Bob Woodward’s Maestro, a history of Alan Greenspan’s regime at the Fed through the turbulent 90’s, was written 10 full years ago, yet reading it today, it is startlingly familiar territory. All the issues, arguments, and solutions which we think are new to the financial market since the collapse were actually rehearsed – over and over again – during various Financial crises while Greenspan was the Fed’s Chair. It’s all there – bailouts, “too big to fail”, threats to the vulnerable global economy, taxpayer rescues – everything except any mention of derivatives.
From the morning in August 1987 when Greenspan chaired his first FOMC meeting (the Fed board’s actual name is, significantly, the Federal Open Market Committee) he seemed to be dealing with one crisis after another. When he took over the economy was in the dumper brought about by the first Bush; when he was finally replaced by Ben Bernanke 3 years ago, he left having watched over the second Bush while he flushed the vibrant Clinton economy down the toilet, an economy that Greenspan – according to himself as reported by Woodward, at least – did a great deal to help create. And in each of those instances – from the savings & loan crisis to the currency crises of Mexico, Asia, and Russia to the LTCM crisis – there was a single cause: exceedingly dangerous financial speculation, not by fly-by-night hucksters and shady traders but by the biggest financial instutions in the world.

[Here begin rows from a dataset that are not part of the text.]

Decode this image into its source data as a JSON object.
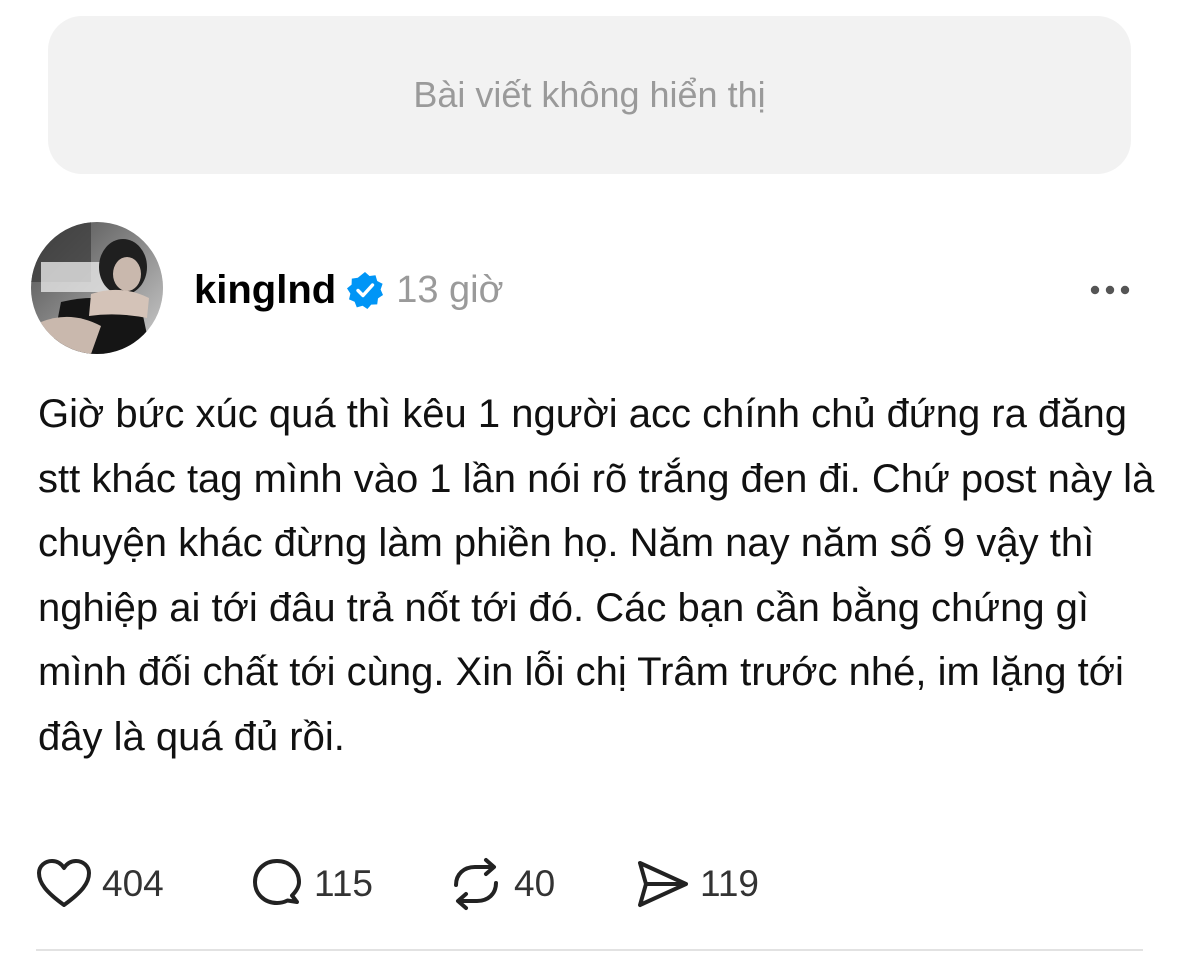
{
  "hidden_post": {
    "text": "Bài viết không hiển thị"
  },
  "post": {
    "username": "kinglnd",
    "verified": true,
    "timestamp": "13 giờ",
    "more_icon": "more-horizontal-icon",
    "text": "Giờ bức xúc quá thì kêu 1 người acc chính chủ đứng ra đăng stt khác tag mình vào 1 lần nói rõ trắng đen đi. Chứ post này là chuyện khác đừng làm phiền họ. Năm nay năm số 9 vậy thì nghiệp ai tới đâu trả nốt tới đó. Các bạn cần bằng chứng gì mình đối chất tới cùng. Xin lỗi chị Trâm trước nhé, im lặng tới đây là quá đủ rồi.",
    "actions": {
      "likes": "404",
      "comments": "115",
      "reposts": "40",
      "shares": "119"
    }
  },
  "colors": {
    "verified_blue": "#0095f6",
    "muted_text": "#9a9a9a",
    "hidden_bg": "#f2f2f2"
  }
}
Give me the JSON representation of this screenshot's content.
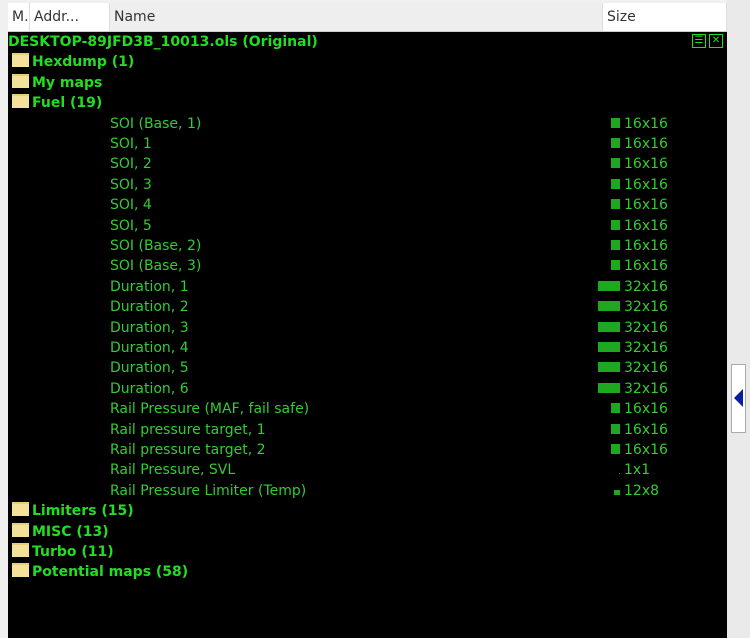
{
  "header": {
    "columns": [
      "M.",
      "Addr...",
      "Name",
      "Size"
    ]
  },
  "root": "DESKTOP-89JFD3B_10013.ols (Original)",
  "folders_top": [
    "Hexdump (1)",
    "My maps",
    "Fuel (19)"
  ],
  "fuel_items": [
    {
      "name": "SOI (Base, 1)",
      "size": "16x16"
    },
    {
      "name": "SOI, 1",
      "size": "16x16"
    },
    {
      "name": "SOI, 2",
      "size": "16x16"
    },
    {
      "name": "SOI, 3",
      "size": "16x16"
    },
    {
      "name": "SOI, 4",
      "size": "16x16"
    },
    {
      "name": "SOI, 5",
      "size": "16x16"
    },
    {
      "name": "SOI (Base, 2)",
      "size": "16x16"
    },
    {
      "name": "SOI (Base, 3)",
      "size": "16x16"
    },
    {
      "name": "Duration, 1",
      "size": "32x16"
    },
    {
      "name": "Duration, 2",
      "size": "32x16"
    },
    {
      "name": "Duration, 3",
      "size": "32x16"
    },
    {
      "name": "Duration, 4",
      "size": "32x16"
    },
    {
      "name": "Duration, 5",
      "size": "32x16"
    },
    {
      "name": "Duration, 6",
      "size": "32x16"
    },
    {
      "name": "Rail Pressure (MAF, fail safe)",
      "size": "16x16"
    },
    {
      "name": "Rail pressure target, 1",
      "size": "16x16"
    },
    {
      "name": "Rail pressure target, 2",
      "size": "16x16"
    },
    {
      "name": "Rail Pressure, SVL",
      "size": "1x1"
    },
    {
      "name": "Rail Pressure Limiter (Temp)",
      "size": "12x8"
    }
  ],
  "folders_bottom": [
    "Limiters (15)",
    "MISC (13)",
    "Turbo (11)",
    "Potential maps (58)"
  ],
  "colors": {
    "text": "#22dd22",
    "background": "#000000"
  }
}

Well, the system had to implode – again – but all of a sudden even the bankers are paying attention. They get it.
It was an old-fashioned bank run that forced Bear Stearns to turn to the government for salvation on Friday. The difference is that Bear Stearns is not a commercial bank, and is therefore not eligible for the protections those banks received 75 years ago when Franklin D. Roosevelt halted bank runs with government guarantees.
Bear was, instead, emblematic of a financial system that grew up over the last two decades, one that largely marginalized traditional banking and that enabled lenders to evade much of the regulatory framework that had also begun during the Roosevelt administration.
The new system enabled loans to be made by almost any financial institution with the money coming from the sale of increasingly complicated securities backed by the loans.
Regulators believed that the new system spread out the risk. Alan Greenspan, a former chairman of the Federal Reserve, said the system had transferred risk from banks — which he called “highly leveraged institutions” — to “stable American and international institutions.”
It turned out he was wrong. Much of the risk had remained with commercial banks, but packaged in such a way that they were required to put aside fewer reserves to protect against losses. Much of the rest of the risk ended up with financial institutions that relied on their ability to borrow at low rates whenever they needed it.
“A sizable fraction of long-term assets — assets with exposure to different forms of credit risk—ended up in vehicles financed with very short-term liabilities,” Timothy F. Geithner, the president of the Federal Reserve Bank of New York, said last week in a speech. “As is often the case during periods of rapid change, more significant concentrations of risk were present than was apparent at the time.”
Speak for yourself, Forked-Tongue Tim. It was apparent to me when I was arguing against it in the 80’s. You didn’t see it because you didn’t want to see it. It was perfectly obvious to everyone else.
Greed makes you go blind, Tim. Didn’t your Ma ever tell you that? Or were you stealing change from her purse at the time and not listening?